This is, unfortunately, affecting the company at the moment, as these high prices have prevented the company from making any new land acquisitions. It was a question of resource management; due to the high price of land, many prospective developments “didn’t pan out,” in Erdman’s words. Rather than purchasing expensive land and overextending company resources, he has taken the conservative approach and pulled back on these projects.
“We simply couldn’t make the numbers work,” he admits frankly. The company has preferred to concentrate on smaller contracting projects and maximizing current projects such as the aforementioned USC student housing.
Yet even as Erdman admits the business cycle is slow at the moment, he takes solace in the company’s steady growth over its nearly thirty-year lifespan – no mean feat for a Los Angeles developer. Rather than a series of crowning successes, he points to the company’s consistency and quality as a mark of success. He defines success for Canfield as “putting out a nice looking project, coming up with the right number of units, and being able to rent or sell for the highest price available on the market.”
As president, Erdman hopes to continue the company’s long record of growth and excellent service. “We want to specialize in what we do,” he says, reaffirming his pledge to maintain Canfield’s high-quality service. “We don’t want to lose control by going too fast.” He resists the temptation to grow beyond the greater Los Angeles area and wants to keep steady business, admitting that he would like to see the company building between five hundred and one thousand units annually when business is good.

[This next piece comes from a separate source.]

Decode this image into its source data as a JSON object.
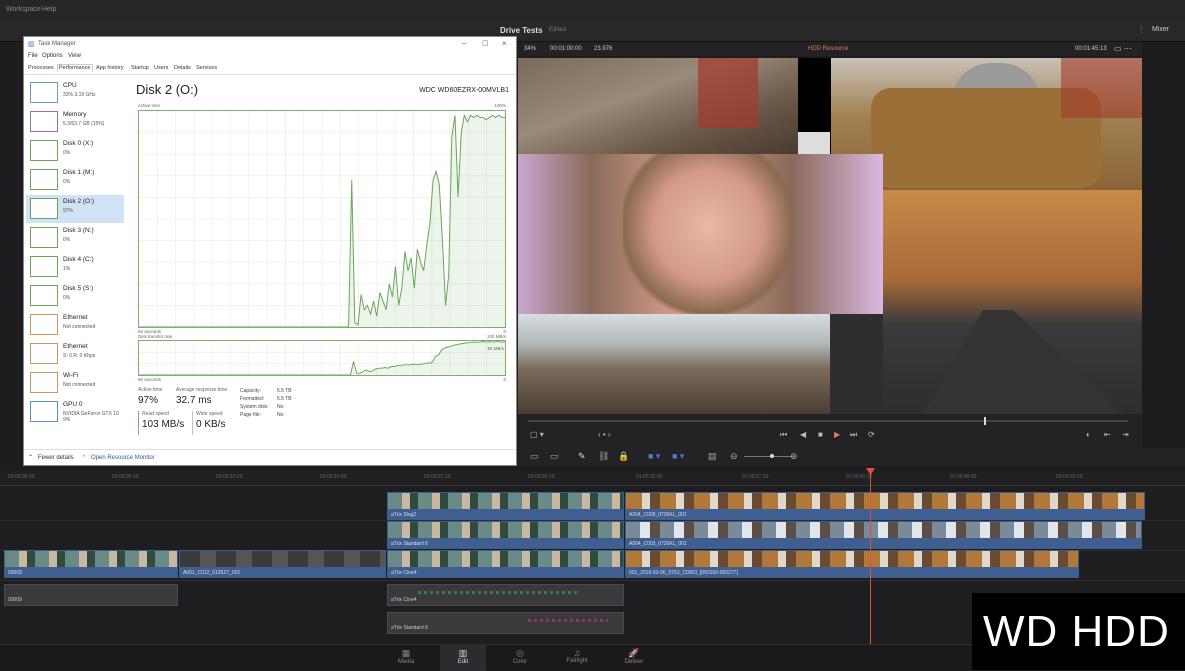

“Do what you know,” he advises. “Don’t venture into things you don’t know. Try to do it as close to your backyard as possible, and do the same thing only better and better.”